South Africa’s public holidays can sometimes seem very confusing. Last month we celebrated Mandela month in honour of Madiba’s birthday, 18 July; this month we are celebrating Women’s day, 9 August, and thus the month of August has been dedicated to women. But what is Women’s Month?
9 August was declared a public holiday after our first democratic election in 1994. The newly elected government decided to change some of the Public Holidays that were symbols of our painful past. Certain days which had had a negative association or memory were renamed and many new days were added. One of these was August 9. In South Africa’s history, this day celebrates the day in 1956 when thousands of women, black and white, joined hands to speak out against the unjust laws of this country. They eventually won!
Women’s month has become a way to really and truly remember that day when approximately 20 000 women marched to the Union Buildings in Pretoria to protest against The Urban Areas Act of 1950. This law required “black” South Africans to carry a passport (pass) to move around in the country. They had to carry it at all times.
The law was part of the Apartheid government’s aim to ensure that the people of South Africa were separated. The law came at the same time as the Group Areas Act, which divided South Africa into ‘black and white areas.’ Black people lived in township areas all over South Africa and could only be in a ‘white’ suburb with this ‘passport’; usually as a domestic worker (servant) or gardener. There is a famous story of how Nelson Mandela moved around using this disguise of a “gardener”.
During the month of August we continue to remember the courage, power and determination of these women who stood up against the Apartheid government. These women believed in a New South Africa and when they sang Wathint’Abafazi Wathint’imbokodo! (Now you have touched the women, you have struck a rock) these great women became part of the history of South Africa.
This month is our way to honour them and the women who have been and are still playing a vital role in our society.
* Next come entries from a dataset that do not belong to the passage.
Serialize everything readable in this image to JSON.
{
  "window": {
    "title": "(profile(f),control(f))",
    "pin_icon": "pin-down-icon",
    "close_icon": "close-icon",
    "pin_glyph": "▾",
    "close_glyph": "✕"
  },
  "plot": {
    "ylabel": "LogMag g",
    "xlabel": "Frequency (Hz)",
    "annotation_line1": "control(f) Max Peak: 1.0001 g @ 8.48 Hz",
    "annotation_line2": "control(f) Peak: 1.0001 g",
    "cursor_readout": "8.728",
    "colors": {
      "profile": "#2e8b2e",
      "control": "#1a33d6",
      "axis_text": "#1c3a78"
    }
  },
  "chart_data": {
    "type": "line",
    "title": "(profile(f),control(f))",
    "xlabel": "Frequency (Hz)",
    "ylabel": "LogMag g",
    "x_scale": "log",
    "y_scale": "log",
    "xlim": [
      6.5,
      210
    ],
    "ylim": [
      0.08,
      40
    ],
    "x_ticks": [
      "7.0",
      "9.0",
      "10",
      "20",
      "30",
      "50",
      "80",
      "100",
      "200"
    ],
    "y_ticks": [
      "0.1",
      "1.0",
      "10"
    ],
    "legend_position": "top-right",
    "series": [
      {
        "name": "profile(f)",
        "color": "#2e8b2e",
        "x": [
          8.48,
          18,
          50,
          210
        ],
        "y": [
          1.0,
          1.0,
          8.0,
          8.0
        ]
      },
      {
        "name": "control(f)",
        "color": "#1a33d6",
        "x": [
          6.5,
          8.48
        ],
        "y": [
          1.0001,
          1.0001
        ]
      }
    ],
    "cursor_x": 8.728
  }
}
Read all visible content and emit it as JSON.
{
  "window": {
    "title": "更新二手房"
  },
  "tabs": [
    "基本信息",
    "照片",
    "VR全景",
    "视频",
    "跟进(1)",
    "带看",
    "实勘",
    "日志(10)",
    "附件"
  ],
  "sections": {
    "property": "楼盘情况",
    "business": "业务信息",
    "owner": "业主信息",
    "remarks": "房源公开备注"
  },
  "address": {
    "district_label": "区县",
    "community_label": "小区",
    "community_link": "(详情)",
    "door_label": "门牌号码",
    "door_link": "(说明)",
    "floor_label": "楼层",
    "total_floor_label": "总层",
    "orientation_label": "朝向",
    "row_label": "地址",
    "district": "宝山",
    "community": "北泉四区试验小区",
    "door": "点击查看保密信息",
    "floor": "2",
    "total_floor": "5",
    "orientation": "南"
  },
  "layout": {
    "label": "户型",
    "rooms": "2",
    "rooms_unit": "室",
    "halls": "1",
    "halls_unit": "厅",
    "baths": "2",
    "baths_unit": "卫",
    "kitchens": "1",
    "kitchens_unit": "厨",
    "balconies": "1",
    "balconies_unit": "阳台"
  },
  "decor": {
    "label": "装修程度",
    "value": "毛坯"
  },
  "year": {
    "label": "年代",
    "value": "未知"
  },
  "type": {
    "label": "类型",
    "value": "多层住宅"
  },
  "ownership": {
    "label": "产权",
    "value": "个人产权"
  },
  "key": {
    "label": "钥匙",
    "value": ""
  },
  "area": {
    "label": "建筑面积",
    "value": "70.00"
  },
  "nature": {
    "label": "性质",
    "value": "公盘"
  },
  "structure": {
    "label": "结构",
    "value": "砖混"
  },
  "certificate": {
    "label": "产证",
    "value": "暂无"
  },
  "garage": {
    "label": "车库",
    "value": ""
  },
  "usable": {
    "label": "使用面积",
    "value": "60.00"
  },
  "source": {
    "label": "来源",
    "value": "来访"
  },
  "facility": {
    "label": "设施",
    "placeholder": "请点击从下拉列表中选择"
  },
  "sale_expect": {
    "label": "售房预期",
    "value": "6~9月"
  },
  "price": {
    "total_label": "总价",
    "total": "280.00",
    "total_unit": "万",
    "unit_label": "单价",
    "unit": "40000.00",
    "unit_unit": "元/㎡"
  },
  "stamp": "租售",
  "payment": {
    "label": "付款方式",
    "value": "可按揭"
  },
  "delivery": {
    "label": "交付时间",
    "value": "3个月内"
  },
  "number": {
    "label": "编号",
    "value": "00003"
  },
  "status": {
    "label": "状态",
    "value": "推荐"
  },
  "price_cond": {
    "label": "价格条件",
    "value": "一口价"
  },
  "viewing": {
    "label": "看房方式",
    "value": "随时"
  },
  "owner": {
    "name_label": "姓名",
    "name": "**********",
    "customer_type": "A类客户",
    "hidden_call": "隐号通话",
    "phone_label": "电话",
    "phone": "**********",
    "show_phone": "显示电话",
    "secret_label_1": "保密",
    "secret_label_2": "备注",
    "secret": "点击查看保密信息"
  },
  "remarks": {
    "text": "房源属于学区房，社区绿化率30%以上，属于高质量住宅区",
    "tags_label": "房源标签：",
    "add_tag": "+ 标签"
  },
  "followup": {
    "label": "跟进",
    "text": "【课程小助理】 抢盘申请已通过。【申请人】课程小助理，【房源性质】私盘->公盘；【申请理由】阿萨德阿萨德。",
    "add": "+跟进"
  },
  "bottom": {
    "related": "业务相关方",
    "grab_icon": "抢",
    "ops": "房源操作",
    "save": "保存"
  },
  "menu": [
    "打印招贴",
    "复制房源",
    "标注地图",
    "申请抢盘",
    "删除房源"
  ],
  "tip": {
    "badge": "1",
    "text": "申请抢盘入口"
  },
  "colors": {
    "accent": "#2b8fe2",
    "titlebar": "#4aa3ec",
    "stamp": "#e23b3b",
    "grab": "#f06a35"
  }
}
Our great President Nelson Mandela was an important reason for this event, and even though he was not there, he was part of it. In this month we also remember tata Madiba who always spoke out against the oppression of people, women included and fought for a non-racial, non- sexist society.
Next month we celebrate Heritage Month. Watch this space to find out what EC language school in Cape Town is doing to celebrate our diverse heritage and culture.